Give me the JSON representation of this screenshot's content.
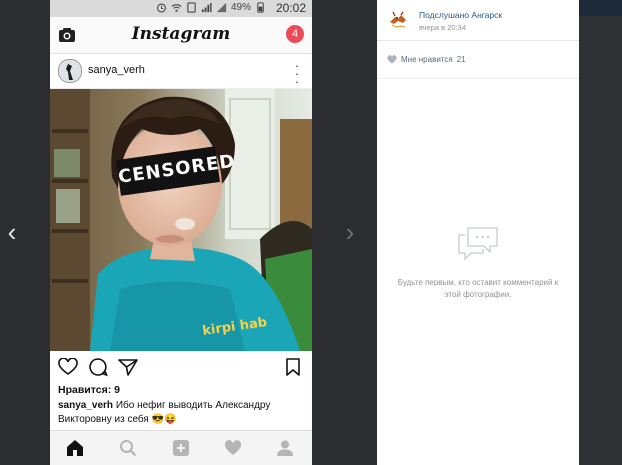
{
  "statusbar": {
    "battery": "49%",
    "time": "20:02"
  },
  "instagram": {
    "logo": "Instagram",
    "notification_count": "4",
    "post": {
      "username": "sanya_verh",
      "photo_overlay": "CENSORED",
      "shirt_text": "kirpi hab",
      "likes": "Нравится: 9",
      "caption_user": "sanya_verh",
      "caption_text": " Ибо нефиг выводить Александру Викторовну из себя 😎😝"
    }
  },
  "vk": {
    "group_name": "Подслушано Ангарск",
    "post_time": "вчера в 20:34",
    "likes_label": "Мне нравится",
    "likes_count": "21",
    "empty_comments_text": "Будьте первым, кто оставит комментарий к этой фотографии."
  },
  "colors": {
    "badge": "#ed4956",
    "vk_link": "#2a5885",
    "viewer_bg": "#2b2d30"
  }
}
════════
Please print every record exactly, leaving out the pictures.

Give me the JSON representation of this screenshot's content.
{
  "statusbar": {
    "battery": "49%",
    "time": "20:02"
  },
  "instagram": {
    "logo": "Instagram",
    "notification_count": "4",
    "post": {
      "username": "sanya_verh",
      "photo_overlay": "CENSORED",
      "shirt_text": "kirpi hab",
      "likes": "Нравится: 9",
      "caption_user": "sanya_verh",
      "caption_text": " Ибо нефиг выводить Александру Викторовну из себя 😎😝"
    }
  },
  "vk": {
    "group_name": "Подслушано Ангарск",
    "post_time": "вчера в 20:34",
    "likes_label": "Мне нравится",
    "likes_count": "21",
    "empty_comments_text": "Будьте первым, кто оставит комментарий к этой фотографии."
  },
  "colors": {
    "badge": "#ed4956",
    "vk_link": "#2a5885",
    "viewer_bg": "#2b2d30"
  }
}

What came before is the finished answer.